ACTIVITY |
Lines from the records below that contain the word "icon" are to be copied out.

DATA FOR ANALYSIS |
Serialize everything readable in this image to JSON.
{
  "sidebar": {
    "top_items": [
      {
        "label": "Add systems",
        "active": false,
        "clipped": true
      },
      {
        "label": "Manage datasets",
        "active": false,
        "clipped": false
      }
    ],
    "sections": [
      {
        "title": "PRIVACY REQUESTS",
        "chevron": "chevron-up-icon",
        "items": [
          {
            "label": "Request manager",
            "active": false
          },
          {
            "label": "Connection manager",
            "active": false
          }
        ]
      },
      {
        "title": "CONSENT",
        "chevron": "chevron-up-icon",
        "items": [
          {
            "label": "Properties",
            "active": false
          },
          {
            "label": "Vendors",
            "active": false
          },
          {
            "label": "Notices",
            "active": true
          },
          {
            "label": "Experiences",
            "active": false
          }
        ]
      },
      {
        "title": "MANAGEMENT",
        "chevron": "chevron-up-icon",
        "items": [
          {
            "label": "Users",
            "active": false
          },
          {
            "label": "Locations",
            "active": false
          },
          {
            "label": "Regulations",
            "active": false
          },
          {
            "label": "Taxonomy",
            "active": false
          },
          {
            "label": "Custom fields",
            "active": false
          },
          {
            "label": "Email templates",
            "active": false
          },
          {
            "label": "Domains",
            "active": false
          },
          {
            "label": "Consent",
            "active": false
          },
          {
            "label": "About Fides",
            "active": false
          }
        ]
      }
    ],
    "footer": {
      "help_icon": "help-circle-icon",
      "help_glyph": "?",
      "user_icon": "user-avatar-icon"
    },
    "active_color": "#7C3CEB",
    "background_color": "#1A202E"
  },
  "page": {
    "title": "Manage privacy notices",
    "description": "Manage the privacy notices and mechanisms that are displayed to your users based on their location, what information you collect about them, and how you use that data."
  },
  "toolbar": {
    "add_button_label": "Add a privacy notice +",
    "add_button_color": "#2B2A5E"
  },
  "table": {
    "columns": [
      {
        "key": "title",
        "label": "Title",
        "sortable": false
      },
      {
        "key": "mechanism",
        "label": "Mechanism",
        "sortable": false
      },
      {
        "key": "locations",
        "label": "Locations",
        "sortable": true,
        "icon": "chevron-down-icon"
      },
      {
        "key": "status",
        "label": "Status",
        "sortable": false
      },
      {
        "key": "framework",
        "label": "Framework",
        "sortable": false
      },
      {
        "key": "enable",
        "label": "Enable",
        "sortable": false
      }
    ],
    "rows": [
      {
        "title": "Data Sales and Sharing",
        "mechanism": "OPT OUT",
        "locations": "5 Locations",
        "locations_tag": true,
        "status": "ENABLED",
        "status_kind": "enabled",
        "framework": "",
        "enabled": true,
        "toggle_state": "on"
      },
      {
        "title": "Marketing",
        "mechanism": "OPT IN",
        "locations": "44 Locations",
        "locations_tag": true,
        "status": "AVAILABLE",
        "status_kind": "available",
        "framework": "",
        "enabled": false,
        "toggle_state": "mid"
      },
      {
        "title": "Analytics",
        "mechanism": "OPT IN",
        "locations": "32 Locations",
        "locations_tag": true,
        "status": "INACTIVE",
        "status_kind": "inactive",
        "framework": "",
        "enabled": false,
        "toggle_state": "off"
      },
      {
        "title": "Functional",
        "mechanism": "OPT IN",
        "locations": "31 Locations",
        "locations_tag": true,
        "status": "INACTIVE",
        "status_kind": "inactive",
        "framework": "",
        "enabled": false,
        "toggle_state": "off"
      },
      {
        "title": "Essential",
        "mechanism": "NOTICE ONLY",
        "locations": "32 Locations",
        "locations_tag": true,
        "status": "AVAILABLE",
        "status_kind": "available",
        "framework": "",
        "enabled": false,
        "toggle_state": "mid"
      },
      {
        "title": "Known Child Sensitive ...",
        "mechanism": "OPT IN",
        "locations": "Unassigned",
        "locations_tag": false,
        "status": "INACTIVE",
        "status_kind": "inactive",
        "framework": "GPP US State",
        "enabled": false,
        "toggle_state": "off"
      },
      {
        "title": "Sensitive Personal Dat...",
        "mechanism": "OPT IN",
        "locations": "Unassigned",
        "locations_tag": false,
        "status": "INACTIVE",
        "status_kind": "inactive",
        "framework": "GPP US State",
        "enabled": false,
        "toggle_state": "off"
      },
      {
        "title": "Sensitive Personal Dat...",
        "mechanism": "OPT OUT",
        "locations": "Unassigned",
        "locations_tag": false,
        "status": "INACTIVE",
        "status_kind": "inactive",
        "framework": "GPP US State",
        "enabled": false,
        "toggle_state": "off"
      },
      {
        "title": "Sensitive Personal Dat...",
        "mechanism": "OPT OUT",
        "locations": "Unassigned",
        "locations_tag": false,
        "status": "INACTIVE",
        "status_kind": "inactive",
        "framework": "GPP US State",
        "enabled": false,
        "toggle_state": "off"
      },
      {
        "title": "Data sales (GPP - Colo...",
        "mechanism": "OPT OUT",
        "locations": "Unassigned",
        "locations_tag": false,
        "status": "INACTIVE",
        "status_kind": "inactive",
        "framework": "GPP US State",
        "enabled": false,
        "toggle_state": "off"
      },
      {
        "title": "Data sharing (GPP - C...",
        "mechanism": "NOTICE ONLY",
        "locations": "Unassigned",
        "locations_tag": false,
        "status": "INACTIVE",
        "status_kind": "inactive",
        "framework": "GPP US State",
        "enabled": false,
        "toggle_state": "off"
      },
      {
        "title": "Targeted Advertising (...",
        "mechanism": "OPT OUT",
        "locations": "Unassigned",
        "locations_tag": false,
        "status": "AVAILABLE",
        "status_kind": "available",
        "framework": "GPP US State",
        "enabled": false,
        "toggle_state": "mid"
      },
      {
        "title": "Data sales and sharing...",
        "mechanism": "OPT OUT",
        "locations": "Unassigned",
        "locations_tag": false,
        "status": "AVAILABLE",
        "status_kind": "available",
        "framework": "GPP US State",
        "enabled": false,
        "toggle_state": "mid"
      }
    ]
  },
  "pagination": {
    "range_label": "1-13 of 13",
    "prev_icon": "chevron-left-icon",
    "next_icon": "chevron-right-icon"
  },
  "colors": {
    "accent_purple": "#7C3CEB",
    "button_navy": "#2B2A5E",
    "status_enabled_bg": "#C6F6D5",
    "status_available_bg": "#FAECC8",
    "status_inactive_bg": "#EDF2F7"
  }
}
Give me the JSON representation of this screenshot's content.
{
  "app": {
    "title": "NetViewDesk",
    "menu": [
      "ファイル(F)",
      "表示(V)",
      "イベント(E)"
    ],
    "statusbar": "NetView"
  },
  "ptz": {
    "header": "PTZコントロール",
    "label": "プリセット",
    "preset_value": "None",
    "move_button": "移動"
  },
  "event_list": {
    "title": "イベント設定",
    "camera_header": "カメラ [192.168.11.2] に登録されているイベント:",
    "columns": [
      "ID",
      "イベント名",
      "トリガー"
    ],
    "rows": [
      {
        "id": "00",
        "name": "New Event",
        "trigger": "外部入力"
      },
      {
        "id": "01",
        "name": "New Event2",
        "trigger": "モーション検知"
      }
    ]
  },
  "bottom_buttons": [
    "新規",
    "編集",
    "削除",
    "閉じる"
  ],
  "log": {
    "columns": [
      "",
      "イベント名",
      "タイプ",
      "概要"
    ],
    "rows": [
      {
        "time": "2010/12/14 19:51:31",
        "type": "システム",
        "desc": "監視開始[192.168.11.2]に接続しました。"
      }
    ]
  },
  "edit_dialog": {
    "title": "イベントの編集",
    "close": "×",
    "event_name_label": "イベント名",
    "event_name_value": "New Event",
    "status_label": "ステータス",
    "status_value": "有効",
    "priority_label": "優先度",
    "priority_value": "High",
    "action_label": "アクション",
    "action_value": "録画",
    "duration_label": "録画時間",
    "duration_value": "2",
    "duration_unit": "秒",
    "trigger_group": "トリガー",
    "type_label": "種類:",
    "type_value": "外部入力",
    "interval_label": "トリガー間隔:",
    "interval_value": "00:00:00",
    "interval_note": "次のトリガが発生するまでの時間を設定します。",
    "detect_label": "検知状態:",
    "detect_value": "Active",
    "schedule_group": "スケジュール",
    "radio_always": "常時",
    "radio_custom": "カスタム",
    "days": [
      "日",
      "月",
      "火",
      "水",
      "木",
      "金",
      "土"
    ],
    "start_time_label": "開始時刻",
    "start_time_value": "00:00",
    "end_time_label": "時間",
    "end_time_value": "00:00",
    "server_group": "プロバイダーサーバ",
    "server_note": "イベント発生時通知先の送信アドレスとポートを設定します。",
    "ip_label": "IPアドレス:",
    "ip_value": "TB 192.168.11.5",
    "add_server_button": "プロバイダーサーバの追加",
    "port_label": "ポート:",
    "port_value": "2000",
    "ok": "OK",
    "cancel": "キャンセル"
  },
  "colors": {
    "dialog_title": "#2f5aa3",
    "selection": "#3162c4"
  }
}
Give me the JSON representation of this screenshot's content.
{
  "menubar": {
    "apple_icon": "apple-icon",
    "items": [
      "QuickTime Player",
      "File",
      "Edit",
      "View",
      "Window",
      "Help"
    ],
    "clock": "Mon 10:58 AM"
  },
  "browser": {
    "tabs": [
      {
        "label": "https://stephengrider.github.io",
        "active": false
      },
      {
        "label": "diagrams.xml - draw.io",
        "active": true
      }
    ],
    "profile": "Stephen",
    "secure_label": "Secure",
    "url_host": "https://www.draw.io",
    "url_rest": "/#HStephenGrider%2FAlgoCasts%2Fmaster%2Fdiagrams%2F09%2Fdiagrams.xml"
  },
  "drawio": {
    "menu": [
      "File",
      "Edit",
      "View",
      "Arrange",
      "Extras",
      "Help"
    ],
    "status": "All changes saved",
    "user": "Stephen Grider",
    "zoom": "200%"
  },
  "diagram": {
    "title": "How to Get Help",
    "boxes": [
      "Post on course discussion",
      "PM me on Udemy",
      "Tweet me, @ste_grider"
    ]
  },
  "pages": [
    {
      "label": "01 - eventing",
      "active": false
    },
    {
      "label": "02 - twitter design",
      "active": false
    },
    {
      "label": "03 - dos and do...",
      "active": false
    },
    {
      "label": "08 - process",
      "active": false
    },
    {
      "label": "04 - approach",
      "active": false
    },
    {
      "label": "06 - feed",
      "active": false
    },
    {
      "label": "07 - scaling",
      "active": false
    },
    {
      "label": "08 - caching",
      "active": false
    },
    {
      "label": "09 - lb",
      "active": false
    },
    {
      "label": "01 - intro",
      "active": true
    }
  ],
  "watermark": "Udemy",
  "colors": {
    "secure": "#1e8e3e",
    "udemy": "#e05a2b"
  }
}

RESULT OF THIS TASK |
        "chevron": "chevron-up-icon",
        "chevron": "chevron-up-icon",
        "chevron": "chevron-up-icon",
      "help_icon": "help-circle-icon",
      "user_icon": "user-avatar-icon"
        "icon": "chevron-down-icon"
    "prev_icon": "chevron-left-icon",
    "next_icon": "chevron-right-icon"
    "apple_icon": "apple-icon",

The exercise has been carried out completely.